### PROBLEM
Would you find each line in the entries below with the string "JSON" and copy it?

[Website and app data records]

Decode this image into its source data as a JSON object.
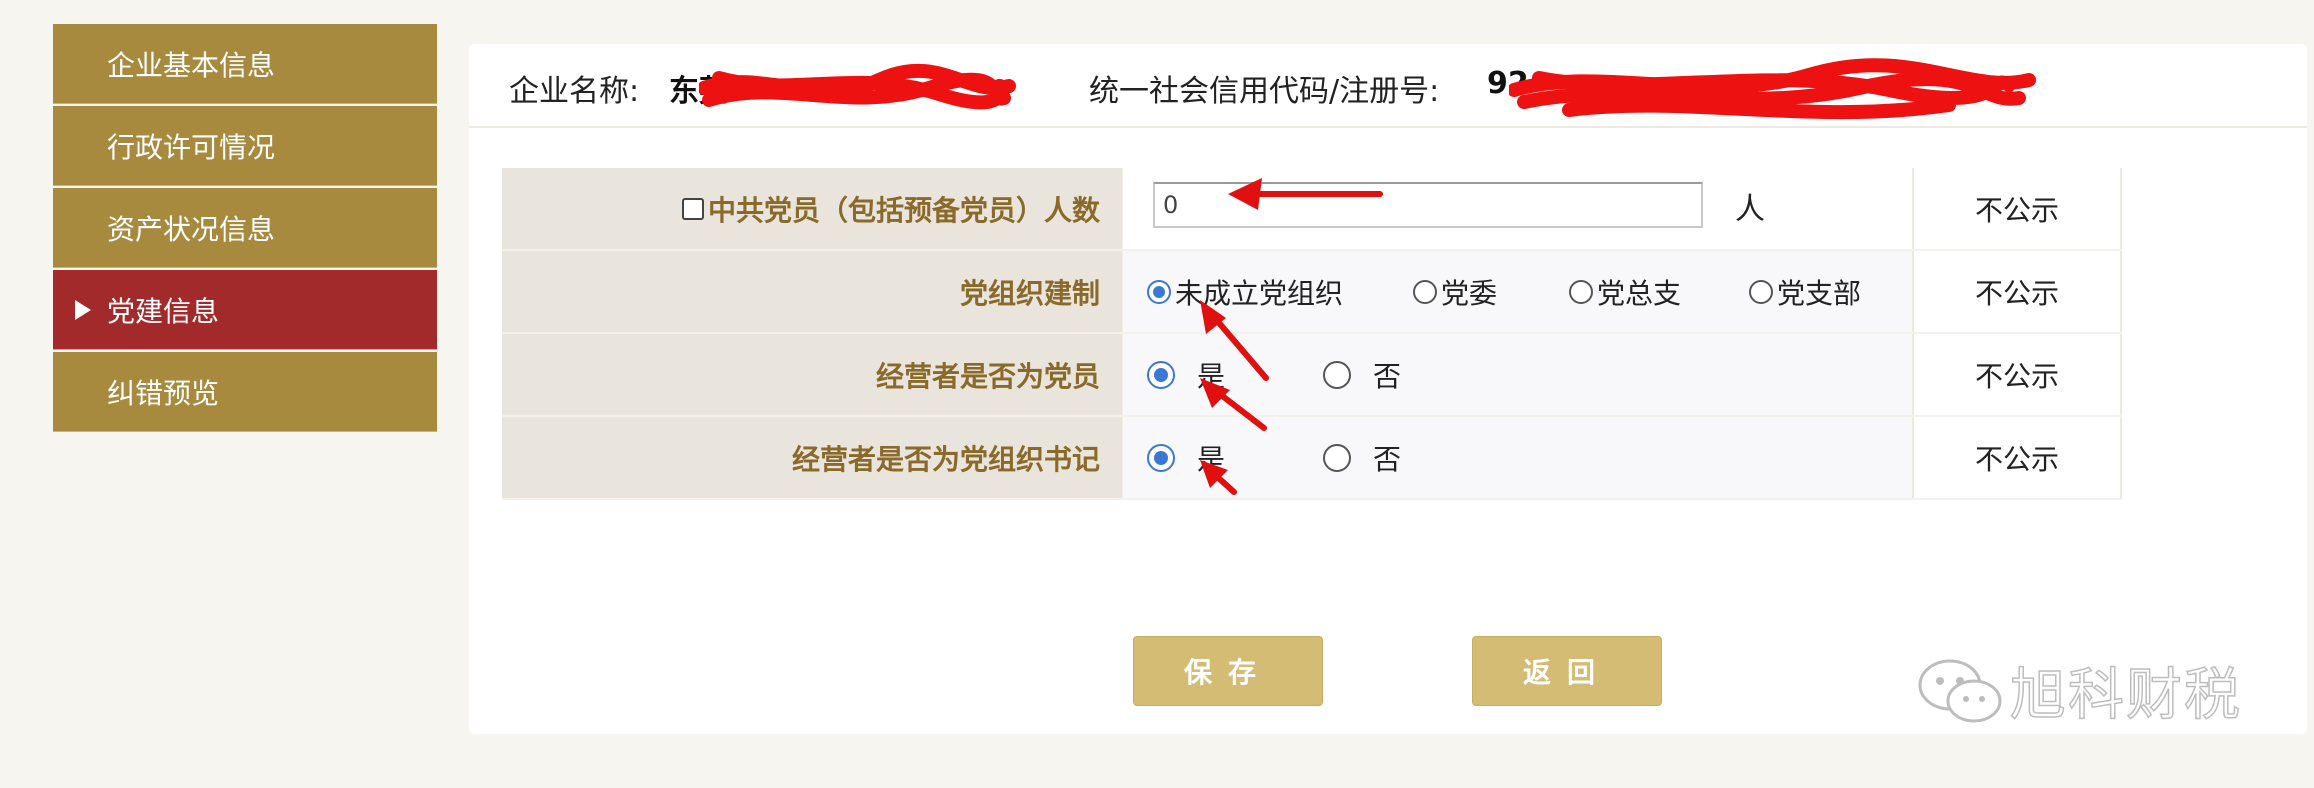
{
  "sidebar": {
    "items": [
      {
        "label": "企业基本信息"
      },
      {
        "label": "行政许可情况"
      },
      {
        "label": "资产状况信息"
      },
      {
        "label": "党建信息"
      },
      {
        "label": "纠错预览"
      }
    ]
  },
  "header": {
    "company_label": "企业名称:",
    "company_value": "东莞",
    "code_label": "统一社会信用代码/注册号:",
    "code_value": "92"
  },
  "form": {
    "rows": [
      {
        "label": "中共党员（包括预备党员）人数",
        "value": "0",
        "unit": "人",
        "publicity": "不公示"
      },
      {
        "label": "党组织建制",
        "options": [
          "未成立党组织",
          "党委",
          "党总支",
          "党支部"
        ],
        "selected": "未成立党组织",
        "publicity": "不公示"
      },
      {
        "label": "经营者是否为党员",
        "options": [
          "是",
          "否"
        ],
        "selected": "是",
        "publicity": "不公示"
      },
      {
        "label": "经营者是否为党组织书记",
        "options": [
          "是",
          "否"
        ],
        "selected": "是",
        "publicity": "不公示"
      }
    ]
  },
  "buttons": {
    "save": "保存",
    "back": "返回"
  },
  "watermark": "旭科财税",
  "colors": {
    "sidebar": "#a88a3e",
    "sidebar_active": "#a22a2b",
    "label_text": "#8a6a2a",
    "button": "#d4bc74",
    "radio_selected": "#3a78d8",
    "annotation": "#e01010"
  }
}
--
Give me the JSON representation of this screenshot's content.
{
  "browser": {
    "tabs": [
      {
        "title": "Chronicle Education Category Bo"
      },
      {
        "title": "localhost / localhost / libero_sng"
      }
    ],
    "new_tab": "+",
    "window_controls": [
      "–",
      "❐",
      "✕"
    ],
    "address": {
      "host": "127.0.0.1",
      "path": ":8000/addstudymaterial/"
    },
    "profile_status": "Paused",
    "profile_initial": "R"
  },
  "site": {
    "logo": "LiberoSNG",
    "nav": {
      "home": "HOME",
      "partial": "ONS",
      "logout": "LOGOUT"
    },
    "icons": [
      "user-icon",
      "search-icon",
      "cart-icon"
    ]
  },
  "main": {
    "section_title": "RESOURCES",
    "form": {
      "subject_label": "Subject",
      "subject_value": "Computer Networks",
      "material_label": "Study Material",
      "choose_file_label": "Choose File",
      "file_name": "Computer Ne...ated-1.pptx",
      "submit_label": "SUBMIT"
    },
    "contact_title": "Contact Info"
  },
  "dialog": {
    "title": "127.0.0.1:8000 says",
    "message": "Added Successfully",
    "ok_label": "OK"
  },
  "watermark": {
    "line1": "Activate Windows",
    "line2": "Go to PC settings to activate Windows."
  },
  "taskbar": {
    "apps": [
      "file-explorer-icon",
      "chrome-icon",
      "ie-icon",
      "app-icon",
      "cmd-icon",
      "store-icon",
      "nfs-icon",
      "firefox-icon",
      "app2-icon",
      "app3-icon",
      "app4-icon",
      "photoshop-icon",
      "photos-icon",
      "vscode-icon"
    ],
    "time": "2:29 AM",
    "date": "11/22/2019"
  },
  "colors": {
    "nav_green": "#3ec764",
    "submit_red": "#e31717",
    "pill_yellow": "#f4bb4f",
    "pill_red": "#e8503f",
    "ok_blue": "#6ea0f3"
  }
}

### ANSWER SECTION
Decode this image into its source data as a JSON object.
Give me the JSON representation of this screenshot's content.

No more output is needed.